### More Constructivism

There's another aspect to my growing sense that Constructivism is a powerful lens through which to view learning: it has changed the way that I interpret misunderstandings. Whereas I was sometimes guilty in the past of just thinking "they haven't got it yet" when a pupil gave a wrong answer, I now try very hard to figure out where the wrong answer came from, in the sense that I am thinking "what model of this concept have they constructed that would lead them to give this answer?"

To give an example, I was working yesterday with a group of S1 pupils who were trying to master the ordering of decimals to two decimal places. To be honest, they were really just trying to grasp the concept of decimal fractions, and ordering was the aspect we happened to be looking at. I was using the decimal darts described here, and we were trying to compare 0.32 and 0.5

I asked them to write the bigger number on their show me boards. Joe [not his real name!] wrote 0.32

"Is that because 32 is bigger than 5?"

"Yes"

"But remember Joe, decimals don't work like that do they?" [a really poor response from me!] " Let's just look at the tenths - which is bigger three tenths or five tenths?" [holding up the two yellow .3 and .5 darts]

"three tenths" [this momentarily stumped me!"

"Oh - did you say that because you know that 5 is bigger than 3, and I told you decimals don't work like normal numbers?"

"Yes"

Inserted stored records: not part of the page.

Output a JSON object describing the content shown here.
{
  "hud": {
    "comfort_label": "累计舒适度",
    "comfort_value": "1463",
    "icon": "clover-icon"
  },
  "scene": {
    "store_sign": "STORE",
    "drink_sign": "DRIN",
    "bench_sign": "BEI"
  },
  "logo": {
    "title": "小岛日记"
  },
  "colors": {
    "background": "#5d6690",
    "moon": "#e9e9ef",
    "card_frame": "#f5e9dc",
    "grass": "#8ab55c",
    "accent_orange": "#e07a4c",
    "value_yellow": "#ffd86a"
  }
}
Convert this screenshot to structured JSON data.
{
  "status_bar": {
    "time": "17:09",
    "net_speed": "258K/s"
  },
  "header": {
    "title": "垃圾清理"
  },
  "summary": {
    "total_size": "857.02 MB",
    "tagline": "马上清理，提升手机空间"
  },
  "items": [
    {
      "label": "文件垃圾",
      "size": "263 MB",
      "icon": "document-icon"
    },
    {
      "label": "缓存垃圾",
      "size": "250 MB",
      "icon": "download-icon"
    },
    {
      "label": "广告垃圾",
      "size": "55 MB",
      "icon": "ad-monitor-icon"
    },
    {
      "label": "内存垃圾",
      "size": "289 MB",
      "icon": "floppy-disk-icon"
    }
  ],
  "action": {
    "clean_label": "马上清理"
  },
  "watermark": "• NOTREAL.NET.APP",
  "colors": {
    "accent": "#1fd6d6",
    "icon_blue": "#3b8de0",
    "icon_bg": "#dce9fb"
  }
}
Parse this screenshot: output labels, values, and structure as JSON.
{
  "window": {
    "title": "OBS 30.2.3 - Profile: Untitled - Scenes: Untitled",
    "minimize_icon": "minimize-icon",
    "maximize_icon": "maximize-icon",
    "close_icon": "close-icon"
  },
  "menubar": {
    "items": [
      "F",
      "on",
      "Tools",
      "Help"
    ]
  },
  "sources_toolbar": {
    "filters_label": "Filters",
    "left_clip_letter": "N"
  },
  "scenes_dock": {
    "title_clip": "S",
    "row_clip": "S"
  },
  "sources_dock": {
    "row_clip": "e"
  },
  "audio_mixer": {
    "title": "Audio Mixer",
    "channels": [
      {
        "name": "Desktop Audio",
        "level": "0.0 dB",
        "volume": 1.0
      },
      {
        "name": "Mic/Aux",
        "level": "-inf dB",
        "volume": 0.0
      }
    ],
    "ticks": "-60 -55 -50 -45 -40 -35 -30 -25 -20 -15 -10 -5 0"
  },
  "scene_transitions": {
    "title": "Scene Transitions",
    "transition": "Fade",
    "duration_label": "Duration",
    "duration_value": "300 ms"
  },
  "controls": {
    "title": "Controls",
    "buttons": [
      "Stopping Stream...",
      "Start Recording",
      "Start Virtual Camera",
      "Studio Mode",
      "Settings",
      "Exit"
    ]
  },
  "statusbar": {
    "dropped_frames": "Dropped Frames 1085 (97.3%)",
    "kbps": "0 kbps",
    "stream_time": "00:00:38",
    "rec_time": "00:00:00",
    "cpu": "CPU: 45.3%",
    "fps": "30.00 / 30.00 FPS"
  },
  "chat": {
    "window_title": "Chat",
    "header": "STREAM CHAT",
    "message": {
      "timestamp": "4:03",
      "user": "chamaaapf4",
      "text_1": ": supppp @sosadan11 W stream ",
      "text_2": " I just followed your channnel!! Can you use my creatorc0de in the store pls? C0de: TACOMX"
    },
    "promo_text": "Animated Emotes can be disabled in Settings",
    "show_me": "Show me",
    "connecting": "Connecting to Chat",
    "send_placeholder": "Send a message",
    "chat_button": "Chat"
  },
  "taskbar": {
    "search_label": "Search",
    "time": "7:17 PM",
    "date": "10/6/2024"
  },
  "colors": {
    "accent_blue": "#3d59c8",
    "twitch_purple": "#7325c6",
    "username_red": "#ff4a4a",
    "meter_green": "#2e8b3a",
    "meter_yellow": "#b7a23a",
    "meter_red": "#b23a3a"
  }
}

So at this point, Joe hadn't just "not got it". He had tentatively constructed a model of decimals that said something like "you put them in order like normal numbers, then just reverse the order". That was a perfectly reasonable model, based on the poor response he had received from me. If I had shot him down at that point, and tried to stuff the "right" model into his head, he would have received the message from me that his attempt to construct some sense out of the situation had been forlorn. I firmly believe that "kids that can't do maths" are often kids who have repeatedly experienced feedback which tells them that their intuitive construction of understanding in maths is flawed. In the face of such feedback, it is hardly surprising that they reach the conclusion that they can't do maths.

To give an example, I was working yesterday with a group of S1 pupils who were trying to master the ordering of decimals to two decimal places. To be honest, they were really just trying to grasp the concept of decimal fractions, and ordering was the aspect we happened to be looking at. I was using the decimal darts described here, and we were trying to compare 0.32 and 0.5

I asked them to write the bigger number on their show me boards. Joe [not his real name!] wrote 0.32

"Is that because 32 is bigger than 5?"

"Yes"

"But remember Joe, decimals don't work like that do they?" [a really poor response from me!] " Let's just look at the tenths - which is bigger three tenths or five tenths?" [holding up the two yellow .3 and .5 darts]

"three tenths" [this momentarily stumped me!"

"Oh - did you say that because you know that 5 is bigger than 3, and I told you decimals don't work like normal numbers?"

"Yes"

So at this point, Joe hadn't just "not got it". He had tentatively constructed a model of decimals that said something like "you put them in order like normal numbers, then just reverse the order". That was a perfectly reasonable model, based on the poor response he had received from me. If I had shot him down at that point, and tried to stuff the "right" model into his head, he would have received the message from me that his attempt to construct some sense out of the situation had been forlorn. I firmly believe that "kids that can't do maths" are often kids who have repeatedly experienced feedback which tells them that their intuitive construction of understanding in maths is flawed. In the face of such feedback, it is hardly surprising that they reach the conclusion that they can't do maths.